When Patricia Zweig (better known as Trish) started studying, at the age of 36, while simultaneously working at various jobs, she never dreamt that she would graduate with a Philosophiae Doctor (PhD) at the age of 62.
On 5 December, Zweig, a lecturer and researcher for the Research Alliance for Disaster and Risk Reduction (RADAR), an independent research centre at Stellenbosch University (SU), obtained her PhD in Geography and Environmental Studies.
“The journey from being a waitress to an academic has been a long and rewarding one,” a delighted Zweig said in an interview. “It’s an unimaginable achievement. I never saw myself going this far. I’d never have believed how far studying could take me.”
Zweig, who spent her earlier years juggling jobs while looking after her two children, said there were many times when she wanted to give up, especially during her honour’s year, when her daughter was in matric. “But, looking back on my journey, I’ve had many wonderful life experiences, including travelling all over Africa and the United States.”
Zweig, who is the first person in her and in her husband’s family to get a degree, is a strong advocate for people to study in order to broaden their horizons, regardless of their circumstances.
“I like to inspire others – especially working people with children – who believe they can’t study.
“I try to motivate them to do what I did. I want them to get the chances I’ve had. A number of my friends who were working mums when we met, decided to go back to study. They include a magistrate, a lawyer, and a psychologist.”
Born in Malawi, and raised in London, Zweig moved to South Africa when she was 12 and went to school in Fish Hoek. She wanted to study after school but was not able to. She married, had two children, and worked in waitressing, catering and made children’s toys to make a living.
It was only when she was 36, and her children were aged 11 and five, that she decided to study Environmental Studies through the University of South Africa (UNISA).

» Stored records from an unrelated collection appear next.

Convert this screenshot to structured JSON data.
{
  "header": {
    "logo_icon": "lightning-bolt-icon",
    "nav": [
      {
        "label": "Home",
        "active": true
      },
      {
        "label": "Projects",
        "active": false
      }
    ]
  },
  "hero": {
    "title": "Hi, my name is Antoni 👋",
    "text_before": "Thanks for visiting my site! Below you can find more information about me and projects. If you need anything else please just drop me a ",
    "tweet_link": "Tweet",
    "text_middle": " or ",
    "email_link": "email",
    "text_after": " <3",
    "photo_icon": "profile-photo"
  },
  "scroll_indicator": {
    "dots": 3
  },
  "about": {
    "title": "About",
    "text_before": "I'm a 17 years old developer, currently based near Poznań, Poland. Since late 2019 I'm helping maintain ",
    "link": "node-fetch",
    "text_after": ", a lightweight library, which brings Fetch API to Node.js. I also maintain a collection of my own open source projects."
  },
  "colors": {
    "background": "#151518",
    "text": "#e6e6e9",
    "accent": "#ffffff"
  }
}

She thrived on her studies and graduated a few years later with a BA in Anthropology and Geography (cum laude). In 2002, on a bursary covering half her costs, she completed her honours in Geographical Information Systems for Spatial Analysis and Decision-Making through SU.
At that time, Zweig was also selling waterblommetjies that she sourced from local farmers and sold wherever she could.
“I sold waterblommetjie for nine years – it put my children through high school and it put me through my honours and master’s degrees,” she added.
At the end of 2002, she won the award for the best honours project in that year. Thereafter she was awarded a scholarship to do her master’s degree at the University of Cape Town (UCT). In 2006, as part of the first cohort of the Potters Fellowship, she was also awarded a master’s in Environmental Studies and Geography (cum laude) .
Zweig worked in UCT’s Geography Department for two years and then worked for the unit which evolved into RADAR, until 2010, when the unit moved from UCT to SU.
Zweig was assigned to project manage Periperi U – a consortium of African universities building capacity to reduce disaster risks in Africa. As project manager, she was able to visit universities all over Africa.
In 2015, realising she loved teaching, particularly about disaster risk, she became an academic at RADAR, which included lecturing and research. She also teaches Geography courses at SU.
She has spent many years working in informal settlements and has a passion for community-based research and outreach activities in the field of urban risk and vulnerability, as well as Livelihood Studies.
As part of her work at RADAR, Zweig has been involved in extensive Ex-Post Disaster Studies in the Western Cape and runs short courses for practitioners on disaster risk topics.
Zweig, a self-confessed ‘greenie’ and ‘tree hugger’, lives in Glencairn, and loves hiking in the mountains and listening to live music.
She has no plans to study further being due to retire in 2025. “It’s been a great adventure. I’m so glad I decided to move into my own realm.”